As in assembly, going outside has its time and expertise advantages.
Test escapes leading to field returns are a test engineer’s worst nightmare. The cost of field failures is enormous. As with each test and inspection step, robust test implementations can reduce the potential for field failures. One of the fundamental steps for creating a good test implementation at in-circuit test is having a good program.
The competition in the programming house arena is fierce. Companies range from an individual based in a home office who writes programs to international infrastructures with as many as 10 ICT systems under their roof. All will write programs for ICT systems. Typically, they require the board CAD, bill of materials (BoM), schematics and at least one known good board. Depending on the programming house, responsibilities may include design for test and strategic consulting to establish requirements and specifications to implement the best test strategy. Tradeoffs will be discussed and made. For example, if a certain probe size is a little unreliable, they would ask whether it gets used. The coverage needs are obtained through dialogs among the OEM, EMS firm and the programming house. The programming house, with information about coverage established, can get the ICT test fixtures built. After the fixture is built, debug and install can proceed. Programming houses often have a process to support change orders over time as well.
There are several reasons why a company would choose a programming house. The manufacturer may be too busy to focus on programming. It may not have the talent within its organization due to outsourcing or restructuring. It is typical for EMS firms to lack ICT programming expertise in-house. Time to market may be so short, outsourcing to a programming house is necessary to shorten the implementation critical path or maybe the internal resources have a bandwidth constraint (e.g., five programs are needed by a certain date, but the available capacity can handle just two). Additionally, a programming house has expertise and focus on programming (as opposed to bringing up an entire manufacturing line or process), and that focus may translate into an expedited product with potentially better test coverage. Another benefit is the programming house will work with the fixture vendor, therefore eliminating one more communication step; i.e., the customer can work with just the programming vendor instead of both the programming and fixture houses. In some cases, a programming house may also be part of a fixture house.
Change and new line implementations of new products happen frequently. If an OEM driver is ramping at an EMS and has used a programming house, but is also ramping at a different EMS the following month, the OEM can deploy its program and coverage scenario over and over easily, having used a programming house. If the OEM driver may implement in many countries, a programming house may provide additional advantage and, in some cases, programming houses have a worldwide presence – another consideration when choosing a programming house. Also, when the OEM uses multiple EMS firms, by using an independent third party, the OEM would own the test program and can ensure consistency among the subcontractors when it comes to ICT. Test programs become the common screen at their EMS firms and can be used to measure performance.
A common pitfall associated with ICT programs is engaging the programming houses too late. OEMs are often the companies that contact the programming houses, while the EMS firms are the ones that have the ICT systems. Therefore, the programming house will work directly with the EMS. However, since the OEMs have already received a production quote from the EMS, if it forgot ICT, an issue can arise.
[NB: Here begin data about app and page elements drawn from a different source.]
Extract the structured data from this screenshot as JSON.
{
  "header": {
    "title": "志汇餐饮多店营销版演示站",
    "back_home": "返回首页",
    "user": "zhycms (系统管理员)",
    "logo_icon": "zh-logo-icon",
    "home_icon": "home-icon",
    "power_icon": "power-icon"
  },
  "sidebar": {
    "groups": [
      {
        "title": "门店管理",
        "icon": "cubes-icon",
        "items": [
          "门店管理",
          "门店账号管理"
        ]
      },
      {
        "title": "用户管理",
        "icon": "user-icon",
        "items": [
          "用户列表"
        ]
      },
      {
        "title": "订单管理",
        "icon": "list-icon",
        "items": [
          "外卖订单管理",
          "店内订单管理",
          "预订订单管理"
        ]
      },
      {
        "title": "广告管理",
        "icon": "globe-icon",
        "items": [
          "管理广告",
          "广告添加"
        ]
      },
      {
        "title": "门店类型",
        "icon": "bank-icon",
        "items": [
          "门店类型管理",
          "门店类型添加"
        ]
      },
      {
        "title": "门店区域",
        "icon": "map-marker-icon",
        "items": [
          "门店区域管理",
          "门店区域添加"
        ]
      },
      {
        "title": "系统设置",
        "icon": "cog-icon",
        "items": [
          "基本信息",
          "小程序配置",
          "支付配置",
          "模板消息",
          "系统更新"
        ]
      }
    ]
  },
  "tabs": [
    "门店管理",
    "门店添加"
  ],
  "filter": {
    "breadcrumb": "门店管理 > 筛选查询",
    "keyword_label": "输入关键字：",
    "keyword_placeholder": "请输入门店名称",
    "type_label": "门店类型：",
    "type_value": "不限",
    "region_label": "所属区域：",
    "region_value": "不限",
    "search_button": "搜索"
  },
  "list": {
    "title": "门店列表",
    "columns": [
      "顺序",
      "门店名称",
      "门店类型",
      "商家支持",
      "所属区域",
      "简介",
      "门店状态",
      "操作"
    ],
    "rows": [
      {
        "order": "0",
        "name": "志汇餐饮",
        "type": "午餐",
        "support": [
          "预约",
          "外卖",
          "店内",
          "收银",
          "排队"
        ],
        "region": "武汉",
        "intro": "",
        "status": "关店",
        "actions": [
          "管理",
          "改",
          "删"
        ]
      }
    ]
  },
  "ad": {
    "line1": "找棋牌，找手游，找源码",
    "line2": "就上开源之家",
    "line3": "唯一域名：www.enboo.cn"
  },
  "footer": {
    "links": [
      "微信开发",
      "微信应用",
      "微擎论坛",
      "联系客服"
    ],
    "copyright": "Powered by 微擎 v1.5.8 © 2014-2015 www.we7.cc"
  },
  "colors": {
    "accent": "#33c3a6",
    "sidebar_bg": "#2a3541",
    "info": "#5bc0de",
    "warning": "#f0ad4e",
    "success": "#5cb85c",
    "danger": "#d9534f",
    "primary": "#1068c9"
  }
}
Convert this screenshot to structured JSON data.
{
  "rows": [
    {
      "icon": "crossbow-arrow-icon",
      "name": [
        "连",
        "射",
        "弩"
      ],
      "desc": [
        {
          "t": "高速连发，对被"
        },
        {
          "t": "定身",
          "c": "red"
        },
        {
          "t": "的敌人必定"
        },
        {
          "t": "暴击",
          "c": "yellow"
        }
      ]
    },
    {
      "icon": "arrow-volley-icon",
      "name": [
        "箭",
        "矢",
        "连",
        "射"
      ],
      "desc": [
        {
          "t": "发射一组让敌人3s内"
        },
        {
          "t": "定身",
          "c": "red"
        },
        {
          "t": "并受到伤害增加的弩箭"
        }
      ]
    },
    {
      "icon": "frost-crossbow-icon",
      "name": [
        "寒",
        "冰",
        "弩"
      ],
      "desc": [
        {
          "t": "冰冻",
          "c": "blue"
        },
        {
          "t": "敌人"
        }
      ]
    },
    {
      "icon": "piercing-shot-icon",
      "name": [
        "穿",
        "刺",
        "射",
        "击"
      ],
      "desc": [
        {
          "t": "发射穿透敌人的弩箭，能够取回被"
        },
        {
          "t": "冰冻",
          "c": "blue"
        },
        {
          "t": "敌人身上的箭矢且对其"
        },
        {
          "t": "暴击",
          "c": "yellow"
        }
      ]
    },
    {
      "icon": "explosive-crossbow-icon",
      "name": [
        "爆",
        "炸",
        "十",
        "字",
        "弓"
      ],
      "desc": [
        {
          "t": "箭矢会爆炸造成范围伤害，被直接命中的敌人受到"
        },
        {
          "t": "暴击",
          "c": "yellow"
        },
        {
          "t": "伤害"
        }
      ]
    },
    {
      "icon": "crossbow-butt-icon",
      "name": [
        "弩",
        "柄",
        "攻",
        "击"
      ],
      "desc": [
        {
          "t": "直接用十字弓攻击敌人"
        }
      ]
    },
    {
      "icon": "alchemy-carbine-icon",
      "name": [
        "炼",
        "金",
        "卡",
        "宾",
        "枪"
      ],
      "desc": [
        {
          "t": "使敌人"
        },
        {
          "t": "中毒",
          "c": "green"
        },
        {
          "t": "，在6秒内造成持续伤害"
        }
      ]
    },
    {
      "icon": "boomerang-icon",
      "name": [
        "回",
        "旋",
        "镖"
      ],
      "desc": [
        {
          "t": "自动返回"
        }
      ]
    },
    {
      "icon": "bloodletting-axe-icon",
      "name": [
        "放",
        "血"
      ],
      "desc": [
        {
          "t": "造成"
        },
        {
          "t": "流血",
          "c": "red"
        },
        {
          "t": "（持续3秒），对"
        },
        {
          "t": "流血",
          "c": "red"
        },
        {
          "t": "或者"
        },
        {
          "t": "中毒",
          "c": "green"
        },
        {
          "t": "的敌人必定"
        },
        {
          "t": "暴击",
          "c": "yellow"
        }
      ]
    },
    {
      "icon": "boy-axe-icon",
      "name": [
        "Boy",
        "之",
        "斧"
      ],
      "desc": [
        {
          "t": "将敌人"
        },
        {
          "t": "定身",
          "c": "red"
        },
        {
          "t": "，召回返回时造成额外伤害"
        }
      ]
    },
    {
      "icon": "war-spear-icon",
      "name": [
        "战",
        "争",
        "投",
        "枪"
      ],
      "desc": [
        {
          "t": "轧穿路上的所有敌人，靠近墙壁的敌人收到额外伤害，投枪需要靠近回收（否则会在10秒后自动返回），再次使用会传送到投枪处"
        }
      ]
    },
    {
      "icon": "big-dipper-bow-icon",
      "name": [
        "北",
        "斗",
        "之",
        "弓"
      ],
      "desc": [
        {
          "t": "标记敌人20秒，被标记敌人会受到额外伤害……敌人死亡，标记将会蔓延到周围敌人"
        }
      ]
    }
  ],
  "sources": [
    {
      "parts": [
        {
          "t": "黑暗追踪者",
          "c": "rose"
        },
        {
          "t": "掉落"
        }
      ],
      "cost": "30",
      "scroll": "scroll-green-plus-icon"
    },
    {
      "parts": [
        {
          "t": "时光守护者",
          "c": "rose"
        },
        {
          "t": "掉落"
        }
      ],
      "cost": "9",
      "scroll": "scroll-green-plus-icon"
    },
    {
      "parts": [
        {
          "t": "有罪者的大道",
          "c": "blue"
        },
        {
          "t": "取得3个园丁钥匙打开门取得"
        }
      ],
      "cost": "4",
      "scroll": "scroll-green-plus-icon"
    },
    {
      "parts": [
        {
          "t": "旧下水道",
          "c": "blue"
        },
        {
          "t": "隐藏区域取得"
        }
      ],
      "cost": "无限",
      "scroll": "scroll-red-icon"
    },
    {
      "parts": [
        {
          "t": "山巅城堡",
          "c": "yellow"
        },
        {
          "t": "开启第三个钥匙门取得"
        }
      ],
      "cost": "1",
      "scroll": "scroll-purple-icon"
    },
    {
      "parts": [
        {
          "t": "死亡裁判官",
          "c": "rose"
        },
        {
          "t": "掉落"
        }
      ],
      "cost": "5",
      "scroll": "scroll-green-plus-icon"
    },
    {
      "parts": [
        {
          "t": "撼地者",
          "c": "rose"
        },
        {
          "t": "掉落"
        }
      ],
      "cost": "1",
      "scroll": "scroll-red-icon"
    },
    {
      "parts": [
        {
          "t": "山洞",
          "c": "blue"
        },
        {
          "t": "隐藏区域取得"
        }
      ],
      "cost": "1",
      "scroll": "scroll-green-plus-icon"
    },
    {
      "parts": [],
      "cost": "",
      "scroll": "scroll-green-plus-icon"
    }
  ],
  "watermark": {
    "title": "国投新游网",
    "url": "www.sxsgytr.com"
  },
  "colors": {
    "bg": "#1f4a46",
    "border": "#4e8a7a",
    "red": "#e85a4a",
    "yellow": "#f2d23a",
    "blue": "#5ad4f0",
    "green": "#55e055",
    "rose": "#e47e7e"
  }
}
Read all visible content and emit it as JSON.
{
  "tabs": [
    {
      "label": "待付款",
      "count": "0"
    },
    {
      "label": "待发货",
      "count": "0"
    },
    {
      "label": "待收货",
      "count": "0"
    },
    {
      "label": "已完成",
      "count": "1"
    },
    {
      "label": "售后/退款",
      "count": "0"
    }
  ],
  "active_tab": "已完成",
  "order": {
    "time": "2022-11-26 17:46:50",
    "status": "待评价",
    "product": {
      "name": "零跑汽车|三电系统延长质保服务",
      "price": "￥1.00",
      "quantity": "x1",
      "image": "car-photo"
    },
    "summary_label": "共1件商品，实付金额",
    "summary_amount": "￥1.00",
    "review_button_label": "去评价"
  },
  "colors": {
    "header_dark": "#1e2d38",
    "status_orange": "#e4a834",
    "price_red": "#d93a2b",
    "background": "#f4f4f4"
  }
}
OEMs need to talk to the programming houses early and directly for the best results. As with anything, communication needs to be clear. The programming house and customer have to be in alignment on what the ICT system capabilities are, what they are trying to accomplish with their program, and so on.
With so many options available, how do you choose a programming house? A good programming house will help their customers make money. It can help reduce the bone-pile. If it doesn’t see enough test coverage, it can tell its customers to respond and provide recommendations on improving access. Look for a turnkey system with a pool of engineering talent. Ideally the programming house has a good working knowledge of all the test steps (i.e., AOI, AXI, and functional) so it can help with the overall dynamic, which goes beyond just saving you money short-term by providing a “cheap” program implementation. To that point, if, for example, you save $2,000 on the programming today, do you risk losing the ability to save on your program implementation over time? If that $2,000 is spent to obtain a better test, resulting in a 0.5% reduction in warranty returns, isn’t that a compelling return on investment? Thinking long-term and globally will make a big impact in the long run. In many cases a test strategy can save money over time with a good coverage plan. Au.:
Thank you to Bob Bower from Everett Charles Technologies (ectinfo.com) and Dan Orlando from Solution Sources Programming Inc. (ssprog.com) for their consult during the preparation of this column.
Stacy Kalisz Johnson
is Americas marketing development manager at Agilent (agilent.com); firstname.lastname@example.org.